By Mark Lubbers
When Mitch Daniels was recruited to lead Purdue University, he swore
off partisan politics. Fortunately, for the country and Purdue, he did
not quit the discussion of public ideas and policies.
Daniels haters such as Joe Perkins, a member of the Society for an Open,
Accountable Purdue will continue to press a serpentine argument that
any Daniels utterance related to the cultural, economic or governmental
life of the nation is politics. And no doubt they giggle every time the
J&C races out, sirens blaring, to find a false alarm.
President Daniels gets involved in the Republican Party or the process
of elections, let him have it. But please stop indulging the ridiculous
idea that dialogue on public policy is politics, especially when the
forum for the dialogue is an organization such as the American
Enterprise Institute. A two-minute excursion on American Enterprise
Institute’s website would reveal an ideological bent that is slightly
center-right and an Academic Advisory Board that is a who’s who of
leading national scholars from the very best universities in the land.
leaders – of both parties – are interested in what Mitch Daniels
thinks. And in that arena, Purdue benefits immensely from his
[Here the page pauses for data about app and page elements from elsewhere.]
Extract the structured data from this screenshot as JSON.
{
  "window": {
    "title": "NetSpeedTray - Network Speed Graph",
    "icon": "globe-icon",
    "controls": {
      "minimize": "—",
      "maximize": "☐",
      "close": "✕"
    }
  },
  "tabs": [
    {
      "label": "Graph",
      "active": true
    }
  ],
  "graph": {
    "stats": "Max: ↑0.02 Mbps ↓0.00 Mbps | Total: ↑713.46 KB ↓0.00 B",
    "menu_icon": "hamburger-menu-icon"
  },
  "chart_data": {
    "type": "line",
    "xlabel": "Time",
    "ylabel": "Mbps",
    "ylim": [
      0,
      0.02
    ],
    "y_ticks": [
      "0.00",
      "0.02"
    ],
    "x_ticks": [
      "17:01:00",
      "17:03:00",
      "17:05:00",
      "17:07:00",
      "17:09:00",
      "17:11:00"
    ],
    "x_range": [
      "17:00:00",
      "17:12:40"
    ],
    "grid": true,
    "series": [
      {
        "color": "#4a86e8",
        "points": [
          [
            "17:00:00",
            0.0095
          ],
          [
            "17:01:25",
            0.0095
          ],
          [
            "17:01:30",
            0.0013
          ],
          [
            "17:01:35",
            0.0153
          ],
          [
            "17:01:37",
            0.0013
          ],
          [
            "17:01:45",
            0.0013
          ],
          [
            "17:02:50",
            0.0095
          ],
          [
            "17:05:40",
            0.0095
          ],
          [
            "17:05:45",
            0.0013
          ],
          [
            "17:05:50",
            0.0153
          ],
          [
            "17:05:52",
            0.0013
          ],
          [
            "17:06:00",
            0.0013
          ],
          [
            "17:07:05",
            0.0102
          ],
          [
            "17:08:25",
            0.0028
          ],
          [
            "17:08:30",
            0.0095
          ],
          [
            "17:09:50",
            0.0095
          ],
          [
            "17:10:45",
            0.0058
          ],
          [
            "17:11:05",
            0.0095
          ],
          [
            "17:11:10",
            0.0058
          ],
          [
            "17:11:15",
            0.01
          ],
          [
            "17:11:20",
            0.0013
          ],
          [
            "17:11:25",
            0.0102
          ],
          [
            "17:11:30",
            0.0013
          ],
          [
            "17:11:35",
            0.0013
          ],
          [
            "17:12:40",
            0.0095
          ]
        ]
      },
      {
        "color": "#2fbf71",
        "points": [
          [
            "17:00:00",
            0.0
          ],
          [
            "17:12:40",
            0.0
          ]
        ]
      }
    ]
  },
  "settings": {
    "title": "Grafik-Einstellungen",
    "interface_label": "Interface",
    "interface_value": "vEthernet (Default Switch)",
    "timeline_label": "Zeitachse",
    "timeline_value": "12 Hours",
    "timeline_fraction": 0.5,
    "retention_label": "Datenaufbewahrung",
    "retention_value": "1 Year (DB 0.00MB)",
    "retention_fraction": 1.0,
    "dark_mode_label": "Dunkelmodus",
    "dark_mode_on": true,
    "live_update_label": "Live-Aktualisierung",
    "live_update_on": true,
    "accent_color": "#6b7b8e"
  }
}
reputation, not vice versa. The J&C would do well to accept what
Daniels meant by quitting politics and exercise appropriate news
judgment going forward.